    by nyder (4525) on Tuesday January 27 2015, @05:39AM (#138445)

    You must have a really clean monitor!!!!

    • (Score: 2) by aristarchus on Tuesday January 27 2015, @07:14AM

      by aristarchus (2645) on Tuesday January 27 2015, @07:14AM (#138460) Journal

      Au contraire, mon ami! That is only if you wipe it off. Right now, I can barely read Google, let alone understand what it means. Maybe there is no reality beyond this, the Google universe, and all those who speak of the "ungooglebar" are only deluded fools, wishing for a transcendent reality that does not exist, and cannot exist because if it could it would be "Googlebar". I believe these terms are Swedish, but I am not sure, only being a small fraction Swede and having none of the language. Hummmm,, Google translate! See? I told you!
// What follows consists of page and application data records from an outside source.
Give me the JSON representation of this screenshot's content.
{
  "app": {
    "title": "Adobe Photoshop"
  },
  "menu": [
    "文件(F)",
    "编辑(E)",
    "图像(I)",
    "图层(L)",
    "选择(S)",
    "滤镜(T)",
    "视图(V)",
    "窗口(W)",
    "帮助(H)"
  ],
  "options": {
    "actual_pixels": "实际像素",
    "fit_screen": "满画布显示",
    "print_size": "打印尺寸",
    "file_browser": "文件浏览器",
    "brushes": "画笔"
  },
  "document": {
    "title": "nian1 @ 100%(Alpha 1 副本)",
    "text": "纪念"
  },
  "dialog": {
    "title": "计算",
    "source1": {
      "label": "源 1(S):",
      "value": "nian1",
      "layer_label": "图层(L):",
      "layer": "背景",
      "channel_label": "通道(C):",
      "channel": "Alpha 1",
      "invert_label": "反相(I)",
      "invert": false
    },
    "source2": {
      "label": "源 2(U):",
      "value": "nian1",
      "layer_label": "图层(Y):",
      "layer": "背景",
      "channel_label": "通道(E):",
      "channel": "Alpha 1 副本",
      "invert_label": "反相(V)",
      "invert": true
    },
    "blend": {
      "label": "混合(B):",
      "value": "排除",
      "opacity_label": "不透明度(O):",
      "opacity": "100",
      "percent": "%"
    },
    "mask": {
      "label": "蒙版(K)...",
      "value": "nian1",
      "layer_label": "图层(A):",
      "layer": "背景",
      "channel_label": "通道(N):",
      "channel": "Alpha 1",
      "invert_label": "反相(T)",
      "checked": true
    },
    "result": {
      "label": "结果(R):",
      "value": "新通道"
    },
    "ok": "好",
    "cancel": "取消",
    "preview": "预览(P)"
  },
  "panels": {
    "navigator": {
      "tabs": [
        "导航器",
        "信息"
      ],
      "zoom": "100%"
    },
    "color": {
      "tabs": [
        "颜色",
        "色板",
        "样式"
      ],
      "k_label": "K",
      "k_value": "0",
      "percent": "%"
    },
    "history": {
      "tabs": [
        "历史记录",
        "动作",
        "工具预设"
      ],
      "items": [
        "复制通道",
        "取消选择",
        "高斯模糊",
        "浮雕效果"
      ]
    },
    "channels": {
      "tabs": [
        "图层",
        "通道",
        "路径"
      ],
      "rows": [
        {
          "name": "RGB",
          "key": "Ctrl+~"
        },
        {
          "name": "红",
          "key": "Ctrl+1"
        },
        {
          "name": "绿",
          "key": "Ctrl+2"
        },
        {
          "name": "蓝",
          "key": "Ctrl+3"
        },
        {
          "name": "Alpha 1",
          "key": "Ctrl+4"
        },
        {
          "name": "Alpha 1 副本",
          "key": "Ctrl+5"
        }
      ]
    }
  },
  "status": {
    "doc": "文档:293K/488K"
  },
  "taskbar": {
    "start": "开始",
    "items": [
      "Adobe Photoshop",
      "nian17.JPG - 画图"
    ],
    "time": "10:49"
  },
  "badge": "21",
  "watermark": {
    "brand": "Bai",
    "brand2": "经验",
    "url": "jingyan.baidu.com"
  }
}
Felix Navigation!

  • (Score: 1) by coolgopher on Tuesday January 27 2015, @11:33AM

    by coolgopher (1157) on Tuesday January 27 2015, @11:33AM (#138505)

    See, this is why people want labels on food containing DNA []! ;)